The new trend in wearables is better incorporating the tech into an athlete’s fashion choices, so they don’t have to feel like they’re wearing something extra. SMS Audio created the BioSport Headphones to measure heart rate while simultaneously playing music with good sound quality and looking fashionable. Athletes can wear this tech during training and feel like they’re just wearing their normal earbuds.

A similar class of wearables integrated directly into clothing that’s on the rise is smart fabrics. Examples of smart fabrics include everything from socks that measure running metrics to shirts that measure heart rate and skin temperature. Technologies that are still in development, like Marucci Sports’ smart fabric helmet, could wind up saving lives of football players potentially suffering from concussions.

Safety Tech

He’s a beast.

Image via Flickr by basheertome

Wearable technology has many uses for safety in sports. Reebok’s Checklight works a lot like the Marucci Sports helmet, by measuring the number and severity of impacts taken in a football game. It doesn’t have the potential to diagnose concussions, but it’s a good indicator of potential damage.

Companies like Unequal are offering new technology for uniforms that helps athletes armor up with Kevlar padding. Technologies like Skulpt Aim, while not wearable, are able to precisely measure muscle quality and fatigue, which lets a sport manager or coach know when to take an athlete out of the game.

Data Collection/Motion Tracking

One field of technology that’s already being widely implemented in sports games and training is data collection, which goes hand in hand with motion tracking. The NBA uses the SportVU system of motion tracking cameras to measure data in real-time during a game.

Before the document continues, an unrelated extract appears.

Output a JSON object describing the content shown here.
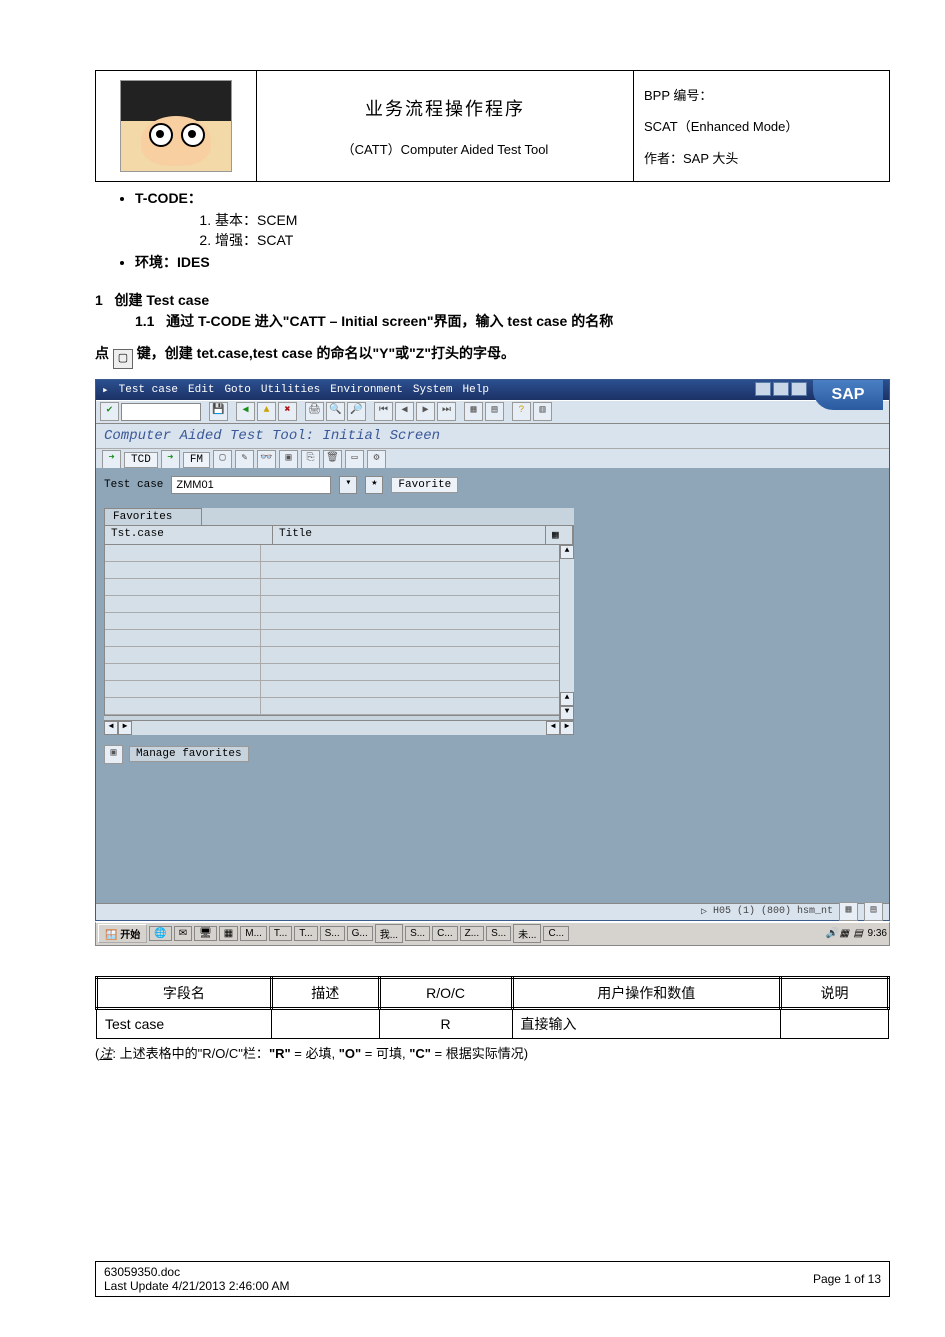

Sports with larger playing fields like soccer and football can’t use SportVU, so they rely on wearable trackers like Catapult. There are even motion trackers made to measure a baseball bat’s motion and swing metrics developed by Performance Sports Group.

Another way athletes use motion tracking is in training. Many sports have created training programs using Microsoft’s Kinect device for Xbox, which follows a player’s motion with a camera. Eventually, athletic trainers hope to incorporate virtual reality gameplay into training programs.

Players are able to stay in great shape more easily as a result of these technologies. Coaches can efficiently check their players’ health and stats. Even referees can use motion tracking playback to make calls on plays. Technology is making the game safer and better for everyone.